And so the words were inserted. This, mind you, by the ecclesiastical descendants of men and women who were dismembered by Rome for their biblical and Calvinistic faith. The extent to which the ecumenically-minded evangelicals of the Anglican Church were willing to go to placate Rome simply astounds.

This willingness to capitulate to Rome was underscored at the time of the appointment of a new Archbishop of Canterbury in 1980, Bishop Robert Runcie, who replaced one Donald Coggan.
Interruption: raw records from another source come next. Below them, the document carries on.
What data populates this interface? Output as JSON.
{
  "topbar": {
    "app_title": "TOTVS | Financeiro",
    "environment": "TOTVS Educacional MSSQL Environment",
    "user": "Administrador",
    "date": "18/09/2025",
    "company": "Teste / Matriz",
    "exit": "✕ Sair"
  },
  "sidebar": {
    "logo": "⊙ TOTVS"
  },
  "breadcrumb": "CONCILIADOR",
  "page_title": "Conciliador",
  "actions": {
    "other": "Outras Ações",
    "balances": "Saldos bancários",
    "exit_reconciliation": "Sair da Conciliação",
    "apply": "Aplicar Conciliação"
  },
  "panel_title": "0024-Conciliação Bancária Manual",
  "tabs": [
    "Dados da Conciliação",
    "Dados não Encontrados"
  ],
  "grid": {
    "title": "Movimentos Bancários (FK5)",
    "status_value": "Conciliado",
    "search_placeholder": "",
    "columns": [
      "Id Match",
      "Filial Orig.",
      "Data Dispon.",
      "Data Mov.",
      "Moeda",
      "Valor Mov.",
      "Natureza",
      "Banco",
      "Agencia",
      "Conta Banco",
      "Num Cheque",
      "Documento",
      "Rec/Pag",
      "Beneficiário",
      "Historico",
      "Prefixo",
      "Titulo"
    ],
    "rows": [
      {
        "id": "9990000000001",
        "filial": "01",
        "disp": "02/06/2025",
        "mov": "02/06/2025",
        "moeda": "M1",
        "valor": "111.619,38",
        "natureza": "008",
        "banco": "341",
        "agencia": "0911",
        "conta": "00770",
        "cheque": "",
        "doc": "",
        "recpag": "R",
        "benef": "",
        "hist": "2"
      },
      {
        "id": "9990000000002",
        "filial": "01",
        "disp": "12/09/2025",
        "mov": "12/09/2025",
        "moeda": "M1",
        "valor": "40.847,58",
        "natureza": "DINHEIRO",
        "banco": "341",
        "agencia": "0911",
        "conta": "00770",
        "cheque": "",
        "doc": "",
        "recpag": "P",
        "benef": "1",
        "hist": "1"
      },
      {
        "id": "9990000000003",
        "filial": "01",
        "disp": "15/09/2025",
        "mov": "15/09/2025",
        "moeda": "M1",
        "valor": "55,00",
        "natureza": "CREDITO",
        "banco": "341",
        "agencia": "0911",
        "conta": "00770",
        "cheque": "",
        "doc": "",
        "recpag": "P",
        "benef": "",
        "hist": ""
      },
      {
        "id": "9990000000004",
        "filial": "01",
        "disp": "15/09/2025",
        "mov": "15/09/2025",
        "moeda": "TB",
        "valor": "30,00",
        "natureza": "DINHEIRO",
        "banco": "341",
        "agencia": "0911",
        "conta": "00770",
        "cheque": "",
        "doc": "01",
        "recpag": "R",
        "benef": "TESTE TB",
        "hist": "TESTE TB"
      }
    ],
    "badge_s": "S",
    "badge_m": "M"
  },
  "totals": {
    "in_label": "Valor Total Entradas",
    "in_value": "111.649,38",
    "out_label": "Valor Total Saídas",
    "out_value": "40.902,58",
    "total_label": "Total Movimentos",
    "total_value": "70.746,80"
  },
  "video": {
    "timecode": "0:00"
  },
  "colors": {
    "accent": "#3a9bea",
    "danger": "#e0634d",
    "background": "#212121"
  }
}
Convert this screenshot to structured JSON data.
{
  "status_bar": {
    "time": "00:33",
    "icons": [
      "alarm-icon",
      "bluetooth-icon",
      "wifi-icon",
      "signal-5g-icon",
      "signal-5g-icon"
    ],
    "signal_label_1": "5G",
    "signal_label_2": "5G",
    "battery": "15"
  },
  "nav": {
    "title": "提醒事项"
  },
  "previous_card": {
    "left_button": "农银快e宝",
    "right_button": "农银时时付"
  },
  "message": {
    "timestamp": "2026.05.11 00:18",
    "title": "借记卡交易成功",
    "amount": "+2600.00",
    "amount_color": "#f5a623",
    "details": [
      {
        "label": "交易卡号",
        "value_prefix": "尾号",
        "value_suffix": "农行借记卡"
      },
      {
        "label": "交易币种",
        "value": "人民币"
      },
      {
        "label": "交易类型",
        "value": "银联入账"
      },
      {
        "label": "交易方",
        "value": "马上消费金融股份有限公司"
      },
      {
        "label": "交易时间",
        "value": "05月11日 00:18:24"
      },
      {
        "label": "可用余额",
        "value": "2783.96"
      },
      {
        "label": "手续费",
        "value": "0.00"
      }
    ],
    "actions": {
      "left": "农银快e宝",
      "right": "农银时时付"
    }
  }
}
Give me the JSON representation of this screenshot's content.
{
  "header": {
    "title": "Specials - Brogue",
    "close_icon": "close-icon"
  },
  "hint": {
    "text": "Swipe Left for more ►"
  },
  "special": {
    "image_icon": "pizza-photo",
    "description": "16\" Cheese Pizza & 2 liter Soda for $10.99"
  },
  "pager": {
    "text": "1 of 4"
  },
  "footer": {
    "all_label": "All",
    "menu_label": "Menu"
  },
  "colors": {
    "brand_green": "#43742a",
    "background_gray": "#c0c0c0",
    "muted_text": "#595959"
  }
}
Murray writes:

It is remarkable that before Robert Runcie was appointed to follow Coggan [as Archbishop] in 1980 the appointment was discussed with Cardinal Basil Hume (the Roman Catholic leader in Britain). Hume assured Donald Wright, the Archbishop’s Patronage Secretary who visited him, that the Pope (John Paul II since 1978) “was particularly interested in the Church of England and the Anglican Communion”. Wright noted that the Cardinal believed that he would “want to give reunion a big shove…. so what [Hume] is hoping for in the new Archbishop of Canterbury is a man who will give reunion an equally large shove”. Runcie, as a liberal Anglo-Catholic, was well able to do that. “Of course I wouldn’t have any difficulty in being a Roman Catholic,” he told a friend. His enthronement in Canterbury Cathedral was marked by the presence of several Cardinals in the choir near him, the full use of Catholic vestments, a hymn in praise of Mary and Cardinal Hume reading a lesson. Billy Graham was among “specially invited” guests and gave a “warm greeting” to the new archbishop.

Two years later Runcie welcomed the Pope himself to Canterbury Cathedral (Ibid., p. 218—Murray’s quotes are from the book Robert Runcie: Reluctant Archbishop, by H. Carpenter).

To all of these very telling shenanigans, as well as profanity of worship, the evangelical leaders raised no voice of criticism. Their silence was deafening. In the name of ecumenical progress, nothing was said to rebuke the Anglican hierarchy for its presumptuous behavior, lest it adversely affect the developing relations with Rome.

How does one explain this willingness by knowledgeable men (such as Stott and Packer) not only to suffer such things but also to justify such doings and then add their considerable weight to seeking closer ecumenical relations with Rome?

In large measure it is due to these men being under a grand delusion. Early on, these intelligent men convinced themselves that if only Protestants, in a show of goodwill, would make certain concessions to Rome, the ‘new Rome’ would reciprocate and make certain concessions to Protestantism and its historic distinctives in return.

To say that this has not materialized could well be the ecclesiastical understatement of the century.

One is reminded, for all the world, of the naïveté of Neville Chamberlain and his proposed policy of appeasement to Hitler in the late 1930s. With such a one you can broker a peace alright—as long as you make all the concessions.

Rome, for all her willingness to receive, make public appearances with, and even to produce jointly-worded documents with her “estranged brethren,” has made it clear she has no intention of ever conceding one Roman position.

This we will continue demonstrating in our next article, D.V.